Breathe! Part 3
“To become a welcome vessel for the breath is to live life without to control, grasp, or push away. And how easy is this? The process of breathing is the most accurate metaphor we have for the way that we personally approach life, how we live our lives, and how we react to the inevitable changes that life brings us.” - Donna Farhi, The Breathing Book
When I came across the above quote, it resonated deeply with me. I strongly feel that breath is life itself, and so the observation that how we interact with the breath is how we live our lives was a revelation and a truth all in one.
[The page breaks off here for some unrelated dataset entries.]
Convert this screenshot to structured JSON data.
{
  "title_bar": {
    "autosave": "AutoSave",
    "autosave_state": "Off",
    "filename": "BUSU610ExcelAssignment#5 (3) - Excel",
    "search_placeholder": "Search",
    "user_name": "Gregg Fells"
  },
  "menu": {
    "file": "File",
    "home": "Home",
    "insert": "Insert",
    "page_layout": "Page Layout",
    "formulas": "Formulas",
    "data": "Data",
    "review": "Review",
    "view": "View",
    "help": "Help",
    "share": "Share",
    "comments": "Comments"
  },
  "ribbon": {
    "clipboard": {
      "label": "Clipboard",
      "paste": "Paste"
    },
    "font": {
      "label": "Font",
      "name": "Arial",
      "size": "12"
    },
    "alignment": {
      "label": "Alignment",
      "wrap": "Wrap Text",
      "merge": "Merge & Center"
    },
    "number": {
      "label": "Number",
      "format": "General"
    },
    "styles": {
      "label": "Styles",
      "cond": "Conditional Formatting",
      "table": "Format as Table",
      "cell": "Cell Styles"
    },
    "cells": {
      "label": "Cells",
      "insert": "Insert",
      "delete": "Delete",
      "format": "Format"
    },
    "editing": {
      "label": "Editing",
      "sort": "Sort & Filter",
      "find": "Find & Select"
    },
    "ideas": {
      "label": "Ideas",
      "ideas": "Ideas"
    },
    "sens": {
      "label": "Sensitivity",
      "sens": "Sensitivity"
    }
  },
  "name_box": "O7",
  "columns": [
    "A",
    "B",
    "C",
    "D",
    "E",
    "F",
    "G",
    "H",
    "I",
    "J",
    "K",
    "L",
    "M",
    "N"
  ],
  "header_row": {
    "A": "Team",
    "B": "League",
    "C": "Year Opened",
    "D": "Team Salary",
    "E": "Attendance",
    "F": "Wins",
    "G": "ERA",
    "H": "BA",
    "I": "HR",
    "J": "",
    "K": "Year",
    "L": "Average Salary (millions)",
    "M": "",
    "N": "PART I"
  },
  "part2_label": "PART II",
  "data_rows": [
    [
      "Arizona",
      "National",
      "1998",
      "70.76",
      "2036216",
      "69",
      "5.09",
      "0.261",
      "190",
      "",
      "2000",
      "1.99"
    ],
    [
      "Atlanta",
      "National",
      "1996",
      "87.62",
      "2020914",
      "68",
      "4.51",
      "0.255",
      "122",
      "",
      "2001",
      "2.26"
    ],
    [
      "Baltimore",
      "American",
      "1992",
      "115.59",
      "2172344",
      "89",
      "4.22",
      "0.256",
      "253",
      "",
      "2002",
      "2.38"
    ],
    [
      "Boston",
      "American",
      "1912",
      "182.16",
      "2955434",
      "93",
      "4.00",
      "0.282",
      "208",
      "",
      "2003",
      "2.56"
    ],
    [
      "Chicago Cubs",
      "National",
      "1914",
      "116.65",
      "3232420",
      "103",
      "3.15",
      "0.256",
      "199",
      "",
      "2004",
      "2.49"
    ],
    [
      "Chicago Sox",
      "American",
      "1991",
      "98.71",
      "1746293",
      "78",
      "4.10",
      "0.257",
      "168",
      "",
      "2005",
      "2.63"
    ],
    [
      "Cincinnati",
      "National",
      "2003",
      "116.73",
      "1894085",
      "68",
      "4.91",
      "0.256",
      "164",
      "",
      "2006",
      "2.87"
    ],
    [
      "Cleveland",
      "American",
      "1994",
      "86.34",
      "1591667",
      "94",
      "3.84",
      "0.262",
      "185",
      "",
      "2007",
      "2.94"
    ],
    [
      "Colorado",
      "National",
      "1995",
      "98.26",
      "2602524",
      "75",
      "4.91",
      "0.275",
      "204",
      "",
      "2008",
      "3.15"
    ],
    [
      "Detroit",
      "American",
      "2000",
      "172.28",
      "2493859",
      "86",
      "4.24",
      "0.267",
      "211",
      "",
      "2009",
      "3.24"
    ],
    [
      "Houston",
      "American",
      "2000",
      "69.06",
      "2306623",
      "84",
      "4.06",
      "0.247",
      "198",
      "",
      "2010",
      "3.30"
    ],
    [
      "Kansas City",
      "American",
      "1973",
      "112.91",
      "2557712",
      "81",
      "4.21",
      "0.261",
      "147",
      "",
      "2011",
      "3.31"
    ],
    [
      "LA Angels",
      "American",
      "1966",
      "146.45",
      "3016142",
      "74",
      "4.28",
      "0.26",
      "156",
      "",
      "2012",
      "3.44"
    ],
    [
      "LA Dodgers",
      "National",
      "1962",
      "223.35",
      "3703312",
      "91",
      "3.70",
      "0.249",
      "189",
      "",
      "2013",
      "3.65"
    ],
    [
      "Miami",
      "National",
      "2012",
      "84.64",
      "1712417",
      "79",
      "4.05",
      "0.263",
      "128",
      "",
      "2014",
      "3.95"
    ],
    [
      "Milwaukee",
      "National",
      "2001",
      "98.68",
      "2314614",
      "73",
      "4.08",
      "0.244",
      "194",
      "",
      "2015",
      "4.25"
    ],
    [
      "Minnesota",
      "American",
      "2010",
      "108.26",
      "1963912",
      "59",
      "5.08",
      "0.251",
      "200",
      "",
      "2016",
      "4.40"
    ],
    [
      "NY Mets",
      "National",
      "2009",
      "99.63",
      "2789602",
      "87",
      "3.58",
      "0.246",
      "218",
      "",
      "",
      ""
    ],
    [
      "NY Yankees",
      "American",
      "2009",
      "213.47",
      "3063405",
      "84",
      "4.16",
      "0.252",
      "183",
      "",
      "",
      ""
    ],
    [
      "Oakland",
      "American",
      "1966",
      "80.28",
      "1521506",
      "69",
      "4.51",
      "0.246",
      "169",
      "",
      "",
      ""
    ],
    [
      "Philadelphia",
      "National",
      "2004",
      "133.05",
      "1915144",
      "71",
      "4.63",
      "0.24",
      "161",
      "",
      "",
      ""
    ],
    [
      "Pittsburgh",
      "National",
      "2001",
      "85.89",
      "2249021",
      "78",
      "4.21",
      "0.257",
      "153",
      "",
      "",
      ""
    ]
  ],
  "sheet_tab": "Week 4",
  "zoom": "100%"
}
I think breath is the spirit in mind/body/spirit. That triad (or the shortened mind/body) has become a cliché, a buzzword for ‘alternative’ lifestyles, therapies, or any activity outside the norm of our Standard American Life. That doesn’t make the pursuit of mind/body/spirit integration and unity any less vital. If anything, the collective unconscious is hungry for a change from the excessively sedentary, cerebral, and disconnected world we find ourselves in. As we’ve discussed in Parts 1 and 2, the unconscious breath reflects our physical body and our mental state. And the coolest part is that we can use the conscious breath to affect both body and mind for the better. All this power in something we do all the time and pay no attention to? Amazing!
Everything old is new again, so they say. And our ancient forefathers knew a thing or two about the importance of breath. They recognized that the breath was the very stuff of life. How do I know this? Well, in quite a few languages the word for ‘breath’ is the same word used for ‘soul’ or ‘spirit.’ Here are a few examples:
The Greek word psyche pneuma is interchangeable for breath, soul, air, and spirit
The Latin anima spiritus is both breath and soul
The Japanese character ki is both air and spirit
The Sanskrit word prana means both life-force and breath
The Chinese character for breath – hsi – is three characters which mean ‘of the conscious self or heart
Another excellent example of breath as spirit comes from Neal Douglas Klotz, author of Prayers of the Cosmos: Meditations on the Aramaic Words of Jesus. His English translation of the beatitude ‘blessed are the poor in spirit’ from the original Aramaic reads instead – “Happy and aligned with the One are those who find their home in the breathing.” A sentiment I can solidly get behind.
Here at Kensho, the tagline is “know yourself.” And by self I mean the meeting of your body, your mind, and your spirit. To know a thing, we must first connect to it, study it, and be with it. And each part, alone, is important. But to be truly YOU, to be at peace and at home in yourself, the uniform integration of all is necessary. I use the analogy of the orchestra. Each musician is excellent and proficient at his or her instrument, but to play as a whole they rely on the conductor. The breath is the conductor, the thing that brings every part into communication and balance.
I hope you can take a little time each day to be with your body, mind, and spirit, and allow the breath to be your guide to ‘know yourself’ even better.